The all cherished Nabak tree

Published on 23 March 2009 by Nasser Abdullah Nasser Salah

The Nabak tree has been used both as a fruit-bearing and medicinal plant in Yemen since ancient times. Dotted over Yemen’s various governorates, the blessed tree enjoys villagers’ devoted protection and many families consider the tree to be an indispensable part of their lives.

An autistic child for whom parental love has done wonders, Osama, here with his father and little sister, is exceptionally affectionate with his family and strangers.

Autism: from denial to acceptance and adaptation

Published on 22 June 2009 by Alice Hackman

Autism is four times more likely to strike boys than girls, and recent studies suggest that up to one child in 150 can be autistic. A disability that affects normal brain function and impedes the ability to learn from experience, autism can vary in its severity.

8 delicious facts about kiwi fruit

Published on 26 April 2010 by Dr. Siva

Kiwi fruits are native to China (“Chinese Gooseberry”). They were unknown to the western world until as late as the 20th century!

Rehabilitating rainwater cisterns has brought water closer to many homes.

This article has photo galleryCollecting raindrops in mountainous Hajja

Published on 16 April 2009 by Alice Hackman

To help an overburdened government to improve water supply, Yemeni and foreign non-governmental organizations (NGOs) have been restoring old water structures and experimenting with dew collection to improve the water situation and bring the governorate's inhabitants closer to a brighter future.

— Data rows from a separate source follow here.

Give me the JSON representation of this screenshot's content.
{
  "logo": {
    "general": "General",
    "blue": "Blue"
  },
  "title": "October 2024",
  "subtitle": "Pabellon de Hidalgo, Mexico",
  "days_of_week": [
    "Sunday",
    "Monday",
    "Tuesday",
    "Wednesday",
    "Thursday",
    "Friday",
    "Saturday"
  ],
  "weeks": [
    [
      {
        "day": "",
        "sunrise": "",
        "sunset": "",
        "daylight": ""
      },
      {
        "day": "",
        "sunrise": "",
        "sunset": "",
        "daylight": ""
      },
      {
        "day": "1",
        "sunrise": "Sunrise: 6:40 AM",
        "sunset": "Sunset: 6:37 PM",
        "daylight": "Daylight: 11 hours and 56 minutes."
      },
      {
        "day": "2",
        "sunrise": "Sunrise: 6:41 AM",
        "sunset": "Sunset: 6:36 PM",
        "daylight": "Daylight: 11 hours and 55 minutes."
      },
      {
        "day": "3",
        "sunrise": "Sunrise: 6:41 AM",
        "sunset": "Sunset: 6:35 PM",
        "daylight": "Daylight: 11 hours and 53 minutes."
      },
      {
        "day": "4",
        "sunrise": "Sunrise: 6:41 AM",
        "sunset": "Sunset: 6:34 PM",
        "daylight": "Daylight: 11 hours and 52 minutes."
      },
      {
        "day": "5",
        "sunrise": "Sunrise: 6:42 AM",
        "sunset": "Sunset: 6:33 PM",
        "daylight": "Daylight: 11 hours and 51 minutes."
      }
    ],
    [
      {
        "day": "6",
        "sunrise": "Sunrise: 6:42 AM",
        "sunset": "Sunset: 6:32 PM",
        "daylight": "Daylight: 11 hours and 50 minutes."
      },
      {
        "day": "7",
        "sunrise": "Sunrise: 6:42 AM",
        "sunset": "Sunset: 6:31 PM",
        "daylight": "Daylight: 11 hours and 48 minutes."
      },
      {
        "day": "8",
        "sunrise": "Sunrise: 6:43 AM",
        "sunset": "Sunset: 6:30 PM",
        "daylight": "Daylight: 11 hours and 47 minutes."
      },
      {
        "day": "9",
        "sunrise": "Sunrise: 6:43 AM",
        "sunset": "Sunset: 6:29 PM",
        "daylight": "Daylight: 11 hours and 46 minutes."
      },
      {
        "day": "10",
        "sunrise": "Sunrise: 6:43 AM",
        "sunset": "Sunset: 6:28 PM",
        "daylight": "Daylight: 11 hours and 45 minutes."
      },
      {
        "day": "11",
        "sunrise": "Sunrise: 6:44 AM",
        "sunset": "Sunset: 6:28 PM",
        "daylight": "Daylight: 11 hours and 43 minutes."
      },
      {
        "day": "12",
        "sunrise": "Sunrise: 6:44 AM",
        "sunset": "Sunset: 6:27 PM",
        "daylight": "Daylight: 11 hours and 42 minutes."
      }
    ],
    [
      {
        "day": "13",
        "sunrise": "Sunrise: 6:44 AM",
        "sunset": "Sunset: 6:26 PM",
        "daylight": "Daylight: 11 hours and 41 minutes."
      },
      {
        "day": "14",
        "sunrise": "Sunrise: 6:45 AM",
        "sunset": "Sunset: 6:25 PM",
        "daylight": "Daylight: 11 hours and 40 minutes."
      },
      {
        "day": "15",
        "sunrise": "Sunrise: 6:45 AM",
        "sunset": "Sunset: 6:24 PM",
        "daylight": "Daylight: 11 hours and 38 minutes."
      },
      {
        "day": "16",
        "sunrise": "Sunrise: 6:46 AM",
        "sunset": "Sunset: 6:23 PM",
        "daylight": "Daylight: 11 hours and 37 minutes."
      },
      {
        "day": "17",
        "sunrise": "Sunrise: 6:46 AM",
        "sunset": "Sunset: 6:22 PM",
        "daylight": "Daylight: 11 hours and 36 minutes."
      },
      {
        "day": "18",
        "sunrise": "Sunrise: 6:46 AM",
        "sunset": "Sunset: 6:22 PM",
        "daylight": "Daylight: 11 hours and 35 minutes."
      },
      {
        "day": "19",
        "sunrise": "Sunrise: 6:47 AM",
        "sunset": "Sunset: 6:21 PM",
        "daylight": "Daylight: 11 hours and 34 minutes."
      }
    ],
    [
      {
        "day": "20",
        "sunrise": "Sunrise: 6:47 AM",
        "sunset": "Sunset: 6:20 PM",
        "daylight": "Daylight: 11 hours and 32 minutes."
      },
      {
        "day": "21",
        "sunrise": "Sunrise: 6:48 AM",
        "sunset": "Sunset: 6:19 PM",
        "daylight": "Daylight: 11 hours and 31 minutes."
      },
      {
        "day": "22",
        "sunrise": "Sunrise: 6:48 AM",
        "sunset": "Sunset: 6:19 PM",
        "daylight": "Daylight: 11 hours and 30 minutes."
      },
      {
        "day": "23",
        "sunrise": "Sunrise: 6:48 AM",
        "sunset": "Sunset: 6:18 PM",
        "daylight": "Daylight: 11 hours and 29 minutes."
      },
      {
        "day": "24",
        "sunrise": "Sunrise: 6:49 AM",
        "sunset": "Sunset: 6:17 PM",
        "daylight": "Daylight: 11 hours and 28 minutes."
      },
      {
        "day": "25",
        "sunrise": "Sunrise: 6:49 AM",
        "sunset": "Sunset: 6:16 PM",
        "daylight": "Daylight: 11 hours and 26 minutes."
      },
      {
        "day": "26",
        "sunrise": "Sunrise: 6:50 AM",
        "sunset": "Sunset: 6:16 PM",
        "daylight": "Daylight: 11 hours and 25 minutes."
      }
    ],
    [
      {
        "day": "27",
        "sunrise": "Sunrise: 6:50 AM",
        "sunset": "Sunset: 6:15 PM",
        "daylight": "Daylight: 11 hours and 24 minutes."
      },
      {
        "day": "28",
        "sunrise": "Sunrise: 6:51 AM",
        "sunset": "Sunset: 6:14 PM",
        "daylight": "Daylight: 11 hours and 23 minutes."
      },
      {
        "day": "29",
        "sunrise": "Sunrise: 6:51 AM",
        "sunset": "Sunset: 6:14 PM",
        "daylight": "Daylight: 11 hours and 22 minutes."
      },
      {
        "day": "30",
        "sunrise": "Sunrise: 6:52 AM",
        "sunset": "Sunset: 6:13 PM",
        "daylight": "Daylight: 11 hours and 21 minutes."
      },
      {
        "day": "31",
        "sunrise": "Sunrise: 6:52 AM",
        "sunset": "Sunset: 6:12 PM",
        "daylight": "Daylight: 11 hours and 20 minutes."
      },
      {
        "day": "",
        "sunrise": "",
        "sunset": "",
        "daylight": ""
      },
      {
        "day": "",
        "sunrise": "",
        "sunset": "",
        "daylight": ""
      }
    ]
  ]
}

Black and White Rhinoceros horns were equally prized by jambiya craftsmen for dagger handles up until the 1990s, and Yemeni demand has been a notable factor in the rise in poaching and plummeting of African rhinoceros numbers over the last three to four decades.

Jambiya craftsmen encouraged to substitute rhinoceros horn with garnet

Published on 1 December 2008 by Ismail Al-Ghabri

Jambiya craftsmen, concerned authorities and academics this month attended an awareness-raising workshop on the Convention on International Trade in Endangered Species of Wild Fauna and Flora (CITES), during which experts urged craftsmen to replace rhinoceros horn with alternative materials in their daggers.

8 delusional beliefs that prevent you from losing weights

Published on 5 May 2011 by Dr. Siva

Many of us could do with losing some weight, but it’s often easier to come up with excuses instead of getting to work. While you may have genuine and honest reasons for not being able to shed the kilos, there will always be some who need a reality check for their excuses. Read on to know if you are one of them.

12 tips to steer clear of breast cancer

Published on 8 November 2010 by Dr. Siva

For women, breast cancer is the most common cancer and the second leading cause of cancer deaths, following only lung cancer.

Signs of impending death

Published on 25 April 2011 by Dr. Siva

None of us can predict the moment of death. However, physicians and nurses involved in end-of-life care know that certain symptoms are usually associated with the body's shutting down.

How to say good-bye when someone you love is dying

Published on 31 March 2011 by Dr. Siva

It’s hard to say good-bye. But, putting off meaningful conversations is perhaps the number-one source of regret.

Hana and Bushra struggle to carry water to their families on a perilous mountain track near a village in Taiz governorate.

The many dangers of Yemen’s water shortage

Published on 15 November 2010 by Malak Shaher

In the best case scenario water is carried on a donkey’s back, but in most parts of Yemen, it is largely women who take up the burden of climbing up and down mountains to fetch water from springs and deliver it to their houses.